10. Ollo: A popular spot for brunch, Ollo features a menu of farm-to-table dishes made with organic and sustainable ingredients. They serve a variety of healthy options, including vegan and gluten-free choices.
Please note that it's always a good idea to check the opening hours and availability of these restaurants before visiting, as they may be subject to change.
History of Malibu and Hollywood
The history of Malibu Beach and Hollywood is intertwined, as both have played significant roles in the development of California's entertainment industry. Here's a detailed account of their histories:
Malibu Beach, located along the Pacific coast of Southern California, has a rich history that dates back thousands of years. The area was originally inhabited by the Chumash Native Americans, who thrived off the bountiful resources of the ocean and surrounding land.
In the late 18th century, Spanish explorers arrived in the region, claiming it as part of the Spanish Empire. The land eventually fell under Mexican control after Mexico gained independence from Spain. During this time, Malibu Beach was primarily used for ranching and agriculture.
In the mid-19th century, the United States acquired California as part of the Treaty of Guadalupe Hidalgo, which ended the Mexican-American War. The land in Malibu changed hands multiple times, with various owners utilizing it for farming and ranching.
The transformation of Malibu into a beachside paradise began in the early 20th century when the Malibu Colony was established. The Rindge family, who owned a large portion of the area, subdivided their land and sold it as beachfront property. The Malibu Colony became a popular destination for Hollywood celebrities, who built lavish beach houses and bungalows.
In the 1920s and 1930s, the Pacific Coast Highway (PCH) was constructed, connecting Malibu Beach to other coastal communities. This improved accessibility attracted more visitors and contributed to the area's growth.
Malibu gained further prominence in the 1960s and 1970s as a hub for the counterculture movement. The natural beauty of its beaches and the laid-back lifestyle attracted artists, musicians, and surfers. It became synonymous with the California dream and the idealized image of beach living.

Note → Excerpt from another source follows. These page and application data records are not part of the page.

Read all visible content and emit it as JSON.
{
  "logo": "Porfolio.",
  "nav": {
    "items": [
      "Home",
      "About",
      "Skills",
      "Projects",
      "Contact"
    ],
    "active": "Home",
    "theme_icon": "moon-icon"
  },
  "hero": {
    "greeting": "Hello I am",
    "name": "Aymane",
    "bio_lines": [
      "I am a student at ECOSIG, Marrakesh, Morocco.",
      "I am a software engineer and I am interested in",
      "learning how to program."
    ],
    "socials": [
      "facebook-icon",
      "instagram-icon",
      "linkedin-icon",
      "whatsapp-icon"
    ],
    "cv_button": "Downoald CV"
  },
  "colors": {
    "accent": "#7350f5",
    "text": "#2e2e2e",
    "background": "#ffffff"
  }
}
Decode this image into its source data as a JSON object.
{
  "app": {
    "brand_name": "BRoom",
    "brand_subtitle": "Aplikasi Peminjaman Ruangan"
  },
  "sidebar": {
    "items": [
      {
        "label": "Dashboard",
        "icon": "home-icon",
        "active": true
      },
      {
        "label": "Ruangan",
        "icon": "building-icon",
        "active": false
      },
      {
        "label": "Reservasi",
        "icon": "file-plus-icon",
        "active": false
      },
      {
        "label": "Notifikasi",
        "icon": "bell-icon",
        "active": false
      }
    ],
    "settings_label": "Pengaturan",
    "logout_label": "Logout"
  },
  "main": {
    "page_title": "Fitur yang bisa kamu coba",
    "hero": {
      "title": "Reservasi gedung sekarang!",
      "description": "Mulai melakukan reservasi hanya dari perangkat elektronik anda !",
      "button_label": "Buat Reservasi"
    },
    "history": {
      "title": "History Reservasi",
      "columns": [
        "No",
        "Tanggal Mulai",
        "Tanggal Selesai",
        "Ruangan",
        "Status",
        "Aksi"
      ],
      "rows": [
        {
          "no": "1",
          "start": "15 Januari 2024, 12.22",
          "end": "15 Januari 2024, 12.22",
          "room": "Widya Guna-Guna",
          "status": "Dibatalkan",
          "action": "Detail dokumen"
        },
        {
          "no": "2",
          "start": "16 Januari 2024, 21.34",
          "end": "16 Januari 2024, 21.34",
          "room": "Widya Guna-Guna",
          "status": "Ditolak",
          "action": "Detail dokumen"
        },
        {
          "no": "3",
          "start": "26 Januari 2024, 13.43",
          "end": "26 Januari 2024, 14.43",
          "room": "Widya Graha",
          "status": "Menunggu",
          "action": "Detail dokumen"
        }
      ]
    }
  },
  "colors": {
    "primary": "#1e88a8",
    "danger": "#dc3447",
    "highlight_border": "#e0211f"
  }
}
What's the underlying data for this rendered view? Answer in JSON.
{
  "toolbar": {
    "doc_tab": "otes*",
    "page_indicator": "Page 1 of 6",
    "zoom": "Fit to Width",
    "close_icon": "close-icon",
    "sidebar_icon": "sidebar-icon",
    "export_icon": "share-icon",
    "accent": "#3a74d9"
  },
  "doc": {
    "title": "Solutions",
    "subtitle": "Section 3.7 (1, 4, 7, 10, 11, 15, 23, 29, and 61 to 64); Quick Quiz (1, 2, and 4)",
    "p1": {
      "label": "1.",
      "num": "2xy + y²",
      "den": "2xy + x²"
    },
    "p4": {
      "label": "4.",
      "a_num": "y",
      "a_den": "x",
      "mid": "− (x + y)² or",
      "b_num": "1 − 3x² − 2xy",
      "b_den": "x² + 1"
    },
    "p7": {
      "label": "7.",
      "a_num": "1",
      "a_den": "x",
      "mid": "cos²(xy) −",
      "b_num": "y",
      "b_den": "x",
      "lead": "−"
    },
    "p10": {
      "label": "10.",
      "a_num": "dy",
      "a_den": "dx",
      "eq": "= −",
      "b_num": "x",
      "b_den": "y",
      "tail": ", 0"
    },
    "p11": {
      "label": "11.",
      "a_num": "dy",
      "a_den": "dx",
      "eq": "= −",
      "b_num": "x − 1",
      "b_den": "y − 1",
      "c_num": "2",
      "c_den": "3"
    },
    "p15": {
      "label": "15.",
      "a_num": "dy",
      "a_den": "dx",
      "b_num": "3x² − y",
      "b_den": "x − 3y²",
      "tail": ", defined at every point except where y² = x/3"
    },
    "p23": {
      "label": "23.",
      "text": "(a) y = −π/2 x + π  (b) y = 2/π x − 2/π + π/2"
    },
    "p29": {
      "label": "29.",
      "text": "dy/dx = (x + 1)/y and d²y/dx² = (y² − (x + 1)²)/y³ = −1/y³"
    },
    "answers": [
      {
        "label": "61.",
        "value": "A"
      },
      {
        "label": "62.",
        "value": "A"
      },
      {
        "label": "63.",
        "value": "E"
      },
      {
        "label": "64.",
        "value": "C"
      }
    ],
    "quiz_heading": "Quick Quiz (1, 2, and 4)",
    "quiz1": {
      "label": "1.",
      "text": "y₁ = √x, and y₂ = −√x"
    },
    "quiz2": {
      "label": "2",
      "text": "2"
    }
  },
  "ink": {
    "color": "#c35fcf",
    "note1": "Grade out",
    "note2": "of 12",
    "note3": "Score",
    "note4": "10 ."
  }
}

Today, Malibu Beach is known for its pristine coastline, luxurious homes, and as a popular tourist destination. It remains a symbol of natural beauty and serves as a backdrop for countless films, television shows, and music videos.
The history of Hollywood is closely tied to the development of the American film industry. In the late 19th century, filmmakers in New York and New Jersey began seeking alternative locations with better weather and varied landscapes for their productions.
In 1902, filmmaker Thomas Edison's Motion Picture Patents Company attempted to monopolize the film industry by enforcing strict patents on filmmaking equipment. As a result, many independent filmmakers fled to the West Coast to escape these restrictions.
Hollywood, then a small agricultural community, offered ideal conditions for filmmaking. Its close proximity to diverse landscapes, including mountains, deserts, and beaches, made it a versatile location for shooting various types of films.
In 1910, the Nestor Film Company established the first film studio in Hollywood. Other studios soon followed suit, including Universal Studios and Paramount Pictures, which cemented Hollywood's status as the center of the American film industry.
The 1920s marked a period of significant growth for Hollywood. The rise of silent films brought increased demand for production facilities, talented actors, and skilled crew members. Studios constructed large movie palaces, such as the Grauman's Chinese Theatre and the Egyptian Theatre, which became iconic landmarks.
The introduction of sound in films, known as "talkies," in the late 1920s revolutionized the industry. Hollywood quickly adapted to this new technology, and the studio system flourished. The Golden Age of Hollywood, spanning the 1930s to the 1950s, produced legendary stars like Marilyn Monroe, Clark Gable, and Audrey Hepburn, and iconic films that continue to be celebrated today.
Hollywood's influence extended beyond film production